As a filmmaker and journalist, Dr Estrella Sendra has collaborated with several festivals in Senegal. The need for festivals worldwide to decolonise, she explains, became even more urgent during the pandemic, ‘when social inequalities had deepened and culture had been put on hold’. Decolonizing Film Festival Research in a Post-Pandemic World, a project designed in collaboration with Professor Sheila Petty from the University of Regina, aimed to propose a first step in this process. The project is funded by the New Frontiers in Research Fund, from the Government of Canada. An international team of African film festival researchers designed and trialled an innovative and accessible two-part Decolonial Test with several festival partners in the UK, Senegal, Brazil and Canada, able to both identify potential unconscious bias in the research design and develop a series of justice, equity, diversity and inclusion variables that can foster inclusive and dialogical knowledge production and dissemination process for the local communities to take the lead.
‘These questions should make people think more carefully about whether they are prepared to be working in the field – are they going to be behaving as “spies” or are they going to engage and think about giving back to the communities?’, says Dr Estrella Sendra. ‘The guide should contribute to our research design and facilitate self-reflexivity. Decolonisation cannot happen without it’.
In May 2023, Dr Estrella Sendra conducted participant observation at the Festival Saint-Louis Docs, and further attended other music festivals, including Festival Stereo Africa, Back to the Roots Festival, and Saint Louis Jazz Festival. Throughout her work, she has been exploring Senegal’s audience-centred curatorial approach, so-called spatial decentralisation.

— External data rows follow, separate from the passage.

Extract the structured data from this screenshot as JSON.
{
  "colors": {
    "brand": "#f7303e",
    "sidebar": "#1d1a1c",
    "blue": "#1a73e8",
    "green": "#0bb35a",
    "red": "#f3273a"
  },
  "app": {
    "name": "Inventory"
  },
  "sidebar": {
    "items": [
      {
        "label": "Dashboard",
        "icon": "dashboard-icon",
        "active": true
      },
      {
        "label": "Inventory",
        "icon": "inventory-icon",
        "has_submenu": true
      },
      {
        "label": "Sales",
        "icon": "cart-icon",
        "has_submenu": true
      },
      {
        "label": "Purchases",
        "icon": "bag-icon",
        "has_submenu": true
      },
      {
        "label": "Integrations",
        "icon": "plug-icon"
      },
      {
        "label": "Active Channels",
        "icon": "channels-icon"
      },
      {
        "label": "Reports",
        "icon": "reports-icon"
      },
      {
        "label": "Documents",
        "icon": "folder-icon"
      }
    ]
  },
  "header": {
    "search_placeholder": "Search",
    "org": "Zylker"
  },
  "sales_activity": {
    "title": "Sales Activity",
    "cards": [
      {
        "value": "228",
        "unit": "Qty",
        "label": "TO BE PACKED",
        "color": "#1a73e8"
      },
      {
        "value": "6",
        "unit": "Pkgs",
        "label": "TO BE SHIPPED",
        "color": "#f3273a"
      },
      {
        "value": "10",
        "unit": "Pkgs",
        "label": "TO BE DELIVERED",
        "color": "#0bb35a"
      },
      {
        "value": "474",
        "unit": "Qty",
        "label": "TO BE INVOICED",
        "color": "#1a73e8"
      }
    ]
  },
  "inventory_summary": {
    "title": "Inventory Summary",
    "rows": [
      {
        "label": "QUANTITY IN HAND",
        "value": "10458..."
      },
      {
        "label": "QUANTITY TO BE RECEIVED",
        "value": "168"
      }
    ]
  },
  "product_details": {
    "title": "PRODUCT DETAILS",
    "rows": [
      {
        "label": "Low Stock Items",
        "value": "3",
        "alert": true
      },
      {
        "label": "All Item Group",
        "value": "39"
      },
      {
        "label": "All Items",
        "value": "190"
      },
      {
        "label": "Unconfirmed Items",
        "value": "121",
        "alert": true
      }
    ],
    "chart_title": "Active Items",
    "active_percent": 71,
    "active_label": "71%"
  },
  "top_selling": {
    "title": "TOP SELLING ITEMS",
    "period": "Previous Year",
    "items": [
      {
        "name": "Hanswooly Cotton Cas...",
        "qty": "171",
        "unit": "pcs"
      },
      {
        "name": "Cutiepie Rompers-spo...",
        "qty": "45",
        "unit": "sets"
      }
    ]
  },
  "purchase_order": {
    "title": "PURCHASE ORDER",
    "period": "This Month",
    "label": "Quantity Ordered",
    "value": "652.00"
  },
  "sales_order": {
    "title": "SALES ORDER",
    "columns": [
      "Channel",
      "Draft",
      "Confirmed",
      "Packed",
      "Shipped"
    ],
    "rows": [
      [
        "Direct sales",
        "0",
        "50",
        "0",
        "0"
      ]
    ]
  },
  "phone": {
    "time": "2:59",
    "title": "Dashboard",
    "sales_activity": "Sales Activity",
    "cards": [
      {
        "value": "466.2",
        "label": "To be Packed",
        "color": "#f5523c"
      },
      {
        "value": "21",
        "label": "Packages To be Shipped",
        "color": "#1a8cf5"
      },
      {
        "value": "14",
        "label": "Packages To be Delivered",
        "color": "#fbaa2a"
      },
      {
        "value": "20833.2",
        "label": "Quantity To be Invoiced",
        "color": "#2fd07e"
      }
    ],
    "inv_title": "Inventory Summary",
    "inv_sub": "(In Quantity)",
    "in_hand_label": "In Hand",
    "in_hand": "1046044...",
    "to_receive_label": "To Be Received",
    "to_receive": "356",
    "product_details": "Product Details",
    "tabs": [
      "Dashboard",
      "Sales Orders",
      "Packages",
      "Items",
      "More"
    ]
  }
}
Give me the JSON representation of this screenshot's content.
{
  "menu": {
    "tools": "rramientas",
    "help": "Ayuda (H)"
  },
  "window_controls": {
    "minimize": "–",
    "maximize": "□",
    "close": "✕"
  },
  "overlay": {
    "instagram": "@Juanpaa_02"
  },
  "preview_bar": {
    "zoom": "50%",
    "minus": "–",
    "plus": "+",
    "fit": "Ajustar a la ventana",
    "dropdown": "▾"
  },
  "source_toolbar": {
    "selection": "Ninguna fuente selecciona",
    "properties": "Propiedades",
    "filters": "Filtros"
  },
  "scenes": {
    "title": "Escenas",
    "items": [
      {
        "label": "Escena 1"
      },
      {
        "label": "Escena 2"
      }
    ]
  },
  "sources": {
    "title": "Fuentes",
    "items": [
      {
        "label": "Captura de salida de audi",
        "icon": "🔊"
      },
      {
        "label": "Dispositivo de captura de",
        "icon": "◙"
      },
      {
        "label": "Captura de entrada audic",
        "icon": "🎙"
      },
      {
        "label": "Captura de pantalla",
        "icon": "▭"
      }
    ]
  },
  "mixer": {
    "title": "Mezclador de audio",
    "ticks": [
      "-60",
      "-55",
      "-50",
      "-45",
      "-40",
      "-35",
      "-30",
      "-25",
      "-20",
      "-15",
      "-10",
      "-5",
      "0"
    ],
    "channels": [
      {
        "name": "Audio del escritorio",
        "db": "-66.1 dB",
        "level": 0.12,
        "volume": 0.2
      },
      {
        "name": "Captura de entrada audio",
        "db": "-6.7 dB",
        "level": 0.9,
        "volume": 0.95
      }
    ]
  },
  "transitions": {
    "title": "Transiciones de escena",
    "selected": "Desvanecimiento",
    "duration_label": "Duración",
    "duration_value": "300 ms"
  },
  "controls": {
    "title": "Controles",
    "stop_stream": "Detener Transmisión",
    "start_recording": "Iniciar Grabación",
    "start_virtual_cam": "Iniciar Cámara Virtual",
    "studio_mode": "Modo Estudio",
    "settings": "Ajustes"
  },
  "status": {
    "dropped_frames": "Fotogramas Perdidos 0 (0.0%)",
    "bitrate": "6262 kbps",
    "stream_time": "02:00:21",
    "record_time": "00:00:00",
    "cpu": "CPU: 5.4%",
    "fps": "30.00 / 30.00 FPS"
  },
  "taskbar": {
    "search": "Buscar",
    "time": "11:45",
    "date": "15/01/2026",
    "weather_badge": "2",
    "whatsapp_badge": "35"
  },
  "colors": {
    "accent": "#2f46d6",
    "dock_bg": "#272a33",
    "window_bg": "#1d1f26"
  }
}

This collaborative, rather than competitive, approach to leadership by Senegalese film festivals has allowed the filmmakers to tailor their own audiences and direct films that can fill of cinemas. Since 2015, many new cinema theatres have opened in Senegal and a lot of work has been done to reopen the ones closed following a period of crisis in the 1970s and 1980s. In November 2023, Dr Estrella Sendra will be publishing a journal article on this topic, referencing an African women film festival in Senegal. Traveling to Audiences: The Decentralization of Festival Spaces at the Festival Films Femmes Afrique in Senegal will be part of the Journal of Festive Studies (volume 5 number 1).
Through her academic focus on Senegal, Dr Estrella Sendra aspires to encourage researchers to think about creative industries in a more comprehensive and intersectional way with consideration of race and precarity.
‘Diversity is one thing, another is pluralism – which is when we are ready to embrace our diversity and do something about it.’
‘I aim to make studies on cultural and creative industries more plural, more complex, more intersectional. People often learn about creative industries based on the examples of Europe and the UK, but it is extremely useful to look at Senegal, at Africa and think about how things are done over there. The world is much more plural than we think’.
Dr Estrella Sendra’s research project ‘Decolonizing Film Festival Research in a Post-Pandemic World’ is supported by the Government of Canada’s New Frontiers in Research Fund (NFRF).